While presenting, Amitabh Kumar highlighted the methodology of CSR’s Crisis Intervention Centres. He stressed upon the fact that CSR’s fight against gender-based violence involves not only direct assistance to individuals (such as free psychological counselling, skill training, medical treatment and legal advice), but also sensitization and mobilisation of entire communities. With this, men and boys are directly involved in the movement to end violence as CSR believes that fighting for gender justice is a responsibility of all. Next to this, CSR networks with local
NGOs, community-based organisations and service providers to make the assistance to women and girls as efficient as possible. On the second day of the conference, Aimee Thompson (Close to Home of Boston, United States), Cristy
Trewartha (Hearth Movement, Wellington, New Zealand), Lori Michau (Raising Voices, Kampala, Uganda) made similar pleas for community based approaches to prevent and to act on intimate partner violence.
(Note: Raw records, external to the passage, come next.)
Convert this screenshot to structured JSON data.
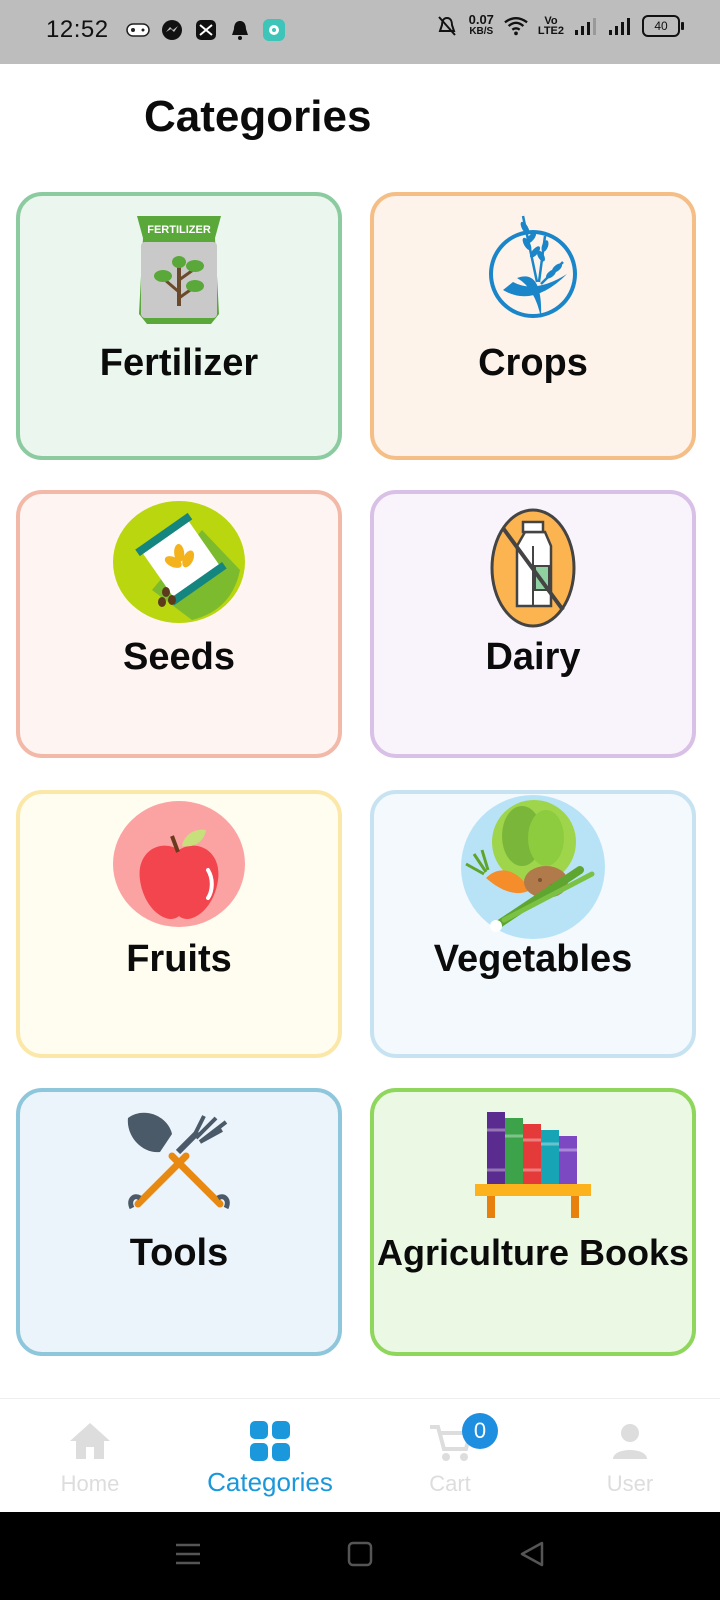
{
  "status_bar": {
    "time": "12:52",
    "net_speed_value": "0.07",
    "net_speed_unit": "KB/S",
    "volte_1": "Vo",
    "volte_2": "LTE2",
    "battery": "40"
  },
  "page": {
    "title": "Categories"
  },
  "categories": [
    {
      "label": "Fertilizer",
      "icon": "fertilizer-bag-icon",
      "art_text": "FERTILIZER",
      "border": "#8ccba0",
      "bg": "#eaf6ee"
    },
    {
      "label": "Crops",
      "icon": "wheat-icon",
      "border": "#f4be86",
      "bg": "#fdf3ea"
    },
    {
      "label": "Seeds",
      "icon": "seed-packet-icon",
      "border": "#f2b8a8",
      "bg": "#fef4f1"
    },
    {
      "label": "Dairy",
      "icon": "milk-carton-icon",
      "border": "#d9c0e6",
      "bg": "#f9f4fc"
    },
    {
      "label": "Fruits",
      "icon": "apple-icon",
      "border": "#fbe8a8",
      "bg": "#fffcf0"
    },
    {
      "label": "Vegetables",
      "icon": "vegetables-icon",
      "border": "#c7e3f2",
      "bg": "#f4f9fd"
    },
    {
      "label": "Tools",
      "icon": "shovel-fork-icon",
      "border": "#8ec6dc",
      "bg": "#ebf4fb"
    },
    {
      "label": "Agriculture Books",
      "icon": "bookshelf-icon",
      "border": "#8ed65c",
      "bg": "#ebf8e3"
    }
  ],
  "bottom_nav": {
    "active": "Categories",
    "items": [
      {
        "label": "Home",
        "icon": "home-icon"
      },
      {
        "label": "Categories",
        "icon": "grid-icon"
      },
      {
        "label": "Cart",
        "icon": "cart-icon",
        "badge": "0"
      },
      {
        "label": "User",
        "icon": "user-icon"
      }
    ]
  },
  "colors": {
    "accent": "#1a98db",
    "badge": "#1e8fe0",
    "inactive_nav": "#dddddd",
    "status_bar": "#bdbdbd"
  }
}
“It was an inspiring experience to have a dialogue with such amazing leaders of the movement from across the globe. Look forward to implementing the learnings in India,” said Amitabh Kumar.

We are glad to see that more and more people are coming together to talk about the issue of intimate partner violence and are highly motivated to support each other’s initiatives. As the conference illustrated, it can no longer be ignored or treated as a “private matter”. Violence against women concerns everyone, regardless of who the perpetrator is.